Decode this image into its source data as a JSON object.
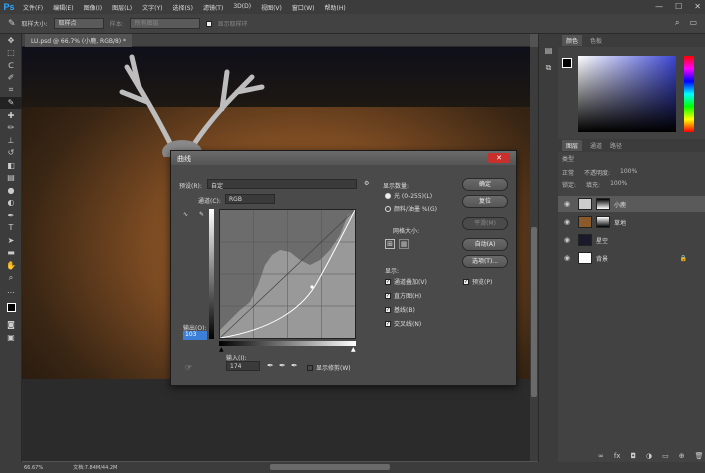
{
  "app": {
    "logo": "Ps"
  },
  "menu": [
    "文件(F)",
    "编辑(E)",
    "图像(I)",
    "图层(L)",
    "文字(Y)",
    "选择(S)",
    "滤镜(T)",
    "3D(D)",
    "视图(V)",
    "窗口(W)",
    "帮助(H)"
  ],
  "options": {
    "sample_size_label": "取样大小:",
    "sample_size_value": "取样点",
    "sample_label": "样本:",
    "sample_value": "所有图层",
    "show_ring": "显示取样环"
  },
  "document": {
    "tab_title": "LU.psd @ 66.7% (小鹿, RGB/8) *"
  },
  "status": {
    "zoom": "66.67%",
    "doc_info": "文档:7.84M/44.2M"
  },
  "right_panel": {
    "color_tabs": [
      "颜色",
      "色板"
    ],
    "layer_tabs": [
      "图层",
      "通道",
      "路径"
    ],
    "kind_label": "类型",
    "opacity_label": "不透明度:",
    "opacity_value": "100%",
    "lock_label": "锁定:",
    "fill_label": "填充:",
    "fill_value": "100%",
    "mode_value": "正常",
    "layers": [
      {
        "name": "小鹿"
      },
      {
        "name": "草地"
      },
      {
        "name": "星空"
      },
      {
        "name": "背景"
      }
    ]
  },
  "curves": {
    "title": "曲线",
    "preset_label": "预设(R):",
    "preset_value": "自定",
    "channel_label": "通道(C):",
    "channel_value": "RGB",
    "output_label": "输出(O):",
    "output_value": "103",
    "input_label": "输入(I):",
    "input_value": "174",
    "show_clipping": "显示修剪(W)",
    "display_amount_title": "显示数量:",
    "light_option": "光 (0-255)(L)",
    "pigment_option": "颜料/油墨 %(G)",
    "grid_size_title": "网格大小:",
    "show_title": "显示:",
    "show_options": [
      "通道叠加(V)",
      "直方图(H)",
      "基线(B)",
      "交叉线(N)"
    ],
    "buttons": {
      "ok": "确定",
      "reset": "复位",
      "smooth": "平滑(M)",
      "auto": "自动(A)",
      "options": "选项(T)...",
      "preview": "预览(P)"
    }
  },
  "colors": {
    "accent": "#31a8ff",
    "close": "#c9302c",
    "panel": "#424242",
    "canvas_bg": "#535353"
  }
}
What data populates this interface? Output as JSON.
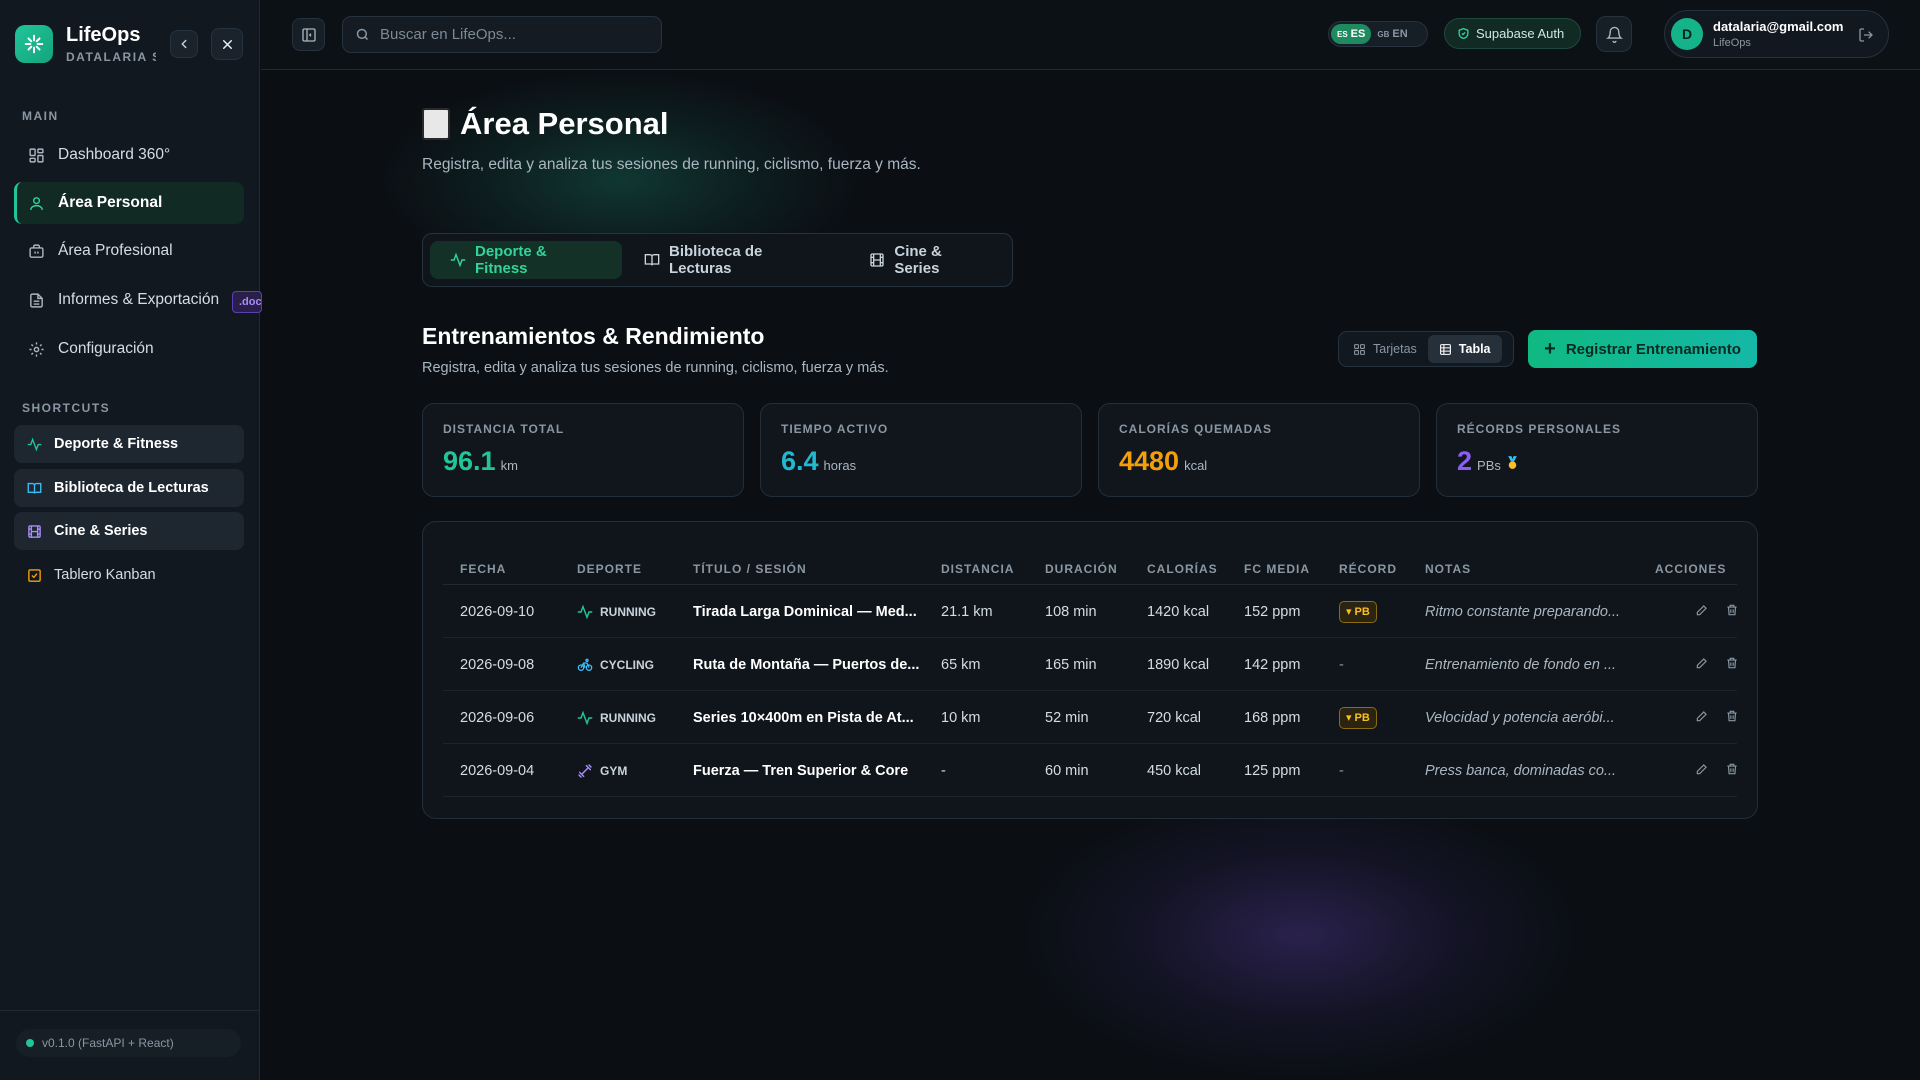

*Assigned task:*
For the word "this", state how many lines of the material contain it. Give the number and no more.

*Result:*
2